Authors: Helen Jaques
Publication date: 03 ноя 2011
The Royal College of Nursing has announced changes to its indemnity scheme for general practice nurses that could force practices to upgrade their coverage or pay for coverage of nurses themselves.
Currently, clinical negligence cases involving nurses employed by general practices are dealt with by the practice’s medical indemnity provider, which then recovers some or all of the costs from the royal college.
However, the college is changing the conditions of its indemnity scheme, a benefit for all members, from 1 January 2012, so that the costs of any clinical negligence action will not be recoverable from its scheme and will instead fall on the employing practice and its indemnity provider.
As a result many practices will have to upgrade from individual cover for their GPs to practice-wide cover at a cost of thousands of pounds, said Richard Vautrey, deputy chairman of the BMA’s General Practitioners Committee. Practice-wide cover provides “vicarious liability,” by which GPs can seek assistance if a claim against a nurse directly employed by their practice is brought against them as the employer.
Medical indemnity organisations have been unable to rule out whether this change could lead to an increase in premiums for practice-wide schemes. The Medical Protection Society admits that indemnity for any liabilities “comes at a price.”
In addition, practice-level schemes generally don’t cover nurses who work in extended roles, such as those who take on prescribing, said Dr Vautrey.
In these instances practices might have to pay out for personal insurance for their nurses, as the Royal College of Nursing has advised its members that employing practices should not insist on nurses taking out their own insurance. In a statement it said, “If your employer wants to change your contract to oblige you to take out personal cover, this is a contractual dispute and you should seek the assistance of your RCN regional office.”
Medical indemnity organisations have expressed surprise over this change, on which they were not consulted. “We are planning to meet with the RCN to understand exactly who will be affected and what benefits they will be losing,” the Medical Defence Union has said. “We would be concerned if this led to individual nurses being left exposed.”
The royal college estimates that claims against members who work in general practice cost £5m a year, 90% of its indemnity scheme expenditure, despite amounting to only 40-50 cases a year. NHS trusts and independent sector employers accept “vicarious liability” for the actions of their staff and do not pursue the college, or the individual at fault, for costs.
The college says that this disparity represents “an unacceptable financial burden” and that it must act to ensure that cover for all members remains affordable.

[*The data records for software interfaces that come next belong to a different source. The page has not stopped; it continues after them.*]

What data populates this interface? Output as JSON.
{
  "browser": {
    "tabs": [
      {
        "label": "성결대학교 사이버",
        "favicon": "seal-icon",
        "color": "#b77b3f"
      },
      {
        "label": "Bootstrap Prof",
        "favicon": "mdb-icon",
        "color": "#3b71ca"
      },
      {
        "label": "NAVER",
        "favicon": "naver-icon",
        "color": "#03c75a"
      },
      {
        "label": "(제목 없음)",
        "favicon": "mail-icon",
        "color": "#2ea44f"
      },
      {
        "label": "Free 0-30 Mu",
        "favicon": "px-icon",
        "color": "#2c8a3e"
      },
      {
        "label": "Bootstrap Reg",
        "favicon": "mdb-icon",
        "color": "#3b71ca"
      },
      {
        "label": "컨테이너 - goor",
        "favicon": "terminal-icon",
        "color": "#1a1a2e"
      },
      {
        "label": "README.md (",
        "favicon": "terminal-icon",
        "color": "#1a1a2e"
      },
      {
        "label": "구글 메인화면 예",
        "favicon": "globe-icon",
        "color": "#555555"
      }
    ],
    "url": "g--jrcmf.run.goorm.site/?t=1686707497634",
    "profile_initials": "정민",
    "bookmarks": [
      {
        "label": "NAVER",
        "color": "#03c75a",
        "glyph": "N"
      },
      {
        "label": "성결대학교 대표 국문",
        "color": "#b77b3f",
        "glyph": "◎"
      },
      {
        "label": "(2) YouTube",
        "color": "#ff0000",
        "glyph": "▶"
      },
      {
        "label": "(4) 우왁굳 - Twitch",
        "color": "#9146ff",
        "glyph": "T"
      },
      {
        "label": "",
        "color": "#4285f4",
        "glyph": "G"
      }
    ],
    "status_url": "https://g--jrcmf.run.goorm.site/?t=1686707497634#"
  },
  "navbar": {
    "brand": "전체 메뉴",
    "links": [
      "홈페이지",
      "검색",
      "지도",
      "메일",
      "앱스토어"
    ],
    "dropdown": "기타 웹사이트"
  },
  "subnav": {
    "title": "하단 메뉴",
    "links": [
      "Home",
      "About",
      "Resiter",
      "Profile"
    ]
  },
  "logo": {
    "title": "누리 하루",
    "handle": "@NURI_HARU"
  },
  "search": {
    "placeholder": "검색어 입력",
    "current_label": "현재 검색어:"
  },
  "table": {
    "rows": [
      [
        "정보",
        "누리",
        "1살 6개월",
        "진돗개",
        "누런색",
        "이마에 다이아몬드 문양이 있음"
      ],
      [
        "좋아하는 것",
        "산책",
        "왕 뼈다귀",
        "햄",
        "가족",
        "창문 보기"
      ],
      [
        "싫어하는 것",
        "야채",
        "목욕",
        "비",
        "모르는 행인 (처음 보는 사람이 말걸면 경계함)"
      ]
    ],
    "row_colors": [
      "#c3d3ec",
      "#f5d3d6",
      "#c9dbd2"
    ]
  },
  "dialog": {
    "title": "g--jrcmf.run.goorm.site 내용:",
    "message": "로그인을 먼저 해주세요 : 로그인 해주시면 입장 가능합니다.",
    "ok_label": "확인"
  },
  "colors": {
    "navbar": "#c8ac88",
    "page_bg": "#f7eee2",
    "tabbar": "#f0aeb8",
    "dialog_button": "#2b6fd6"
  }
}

Read more about changes to the Royal College of Nursing’s indemnity scheme on its website at www.rcn.org.uk/support/legal/changes_to_indemnity_scheme_january_2012.
Helen Jaques news reporter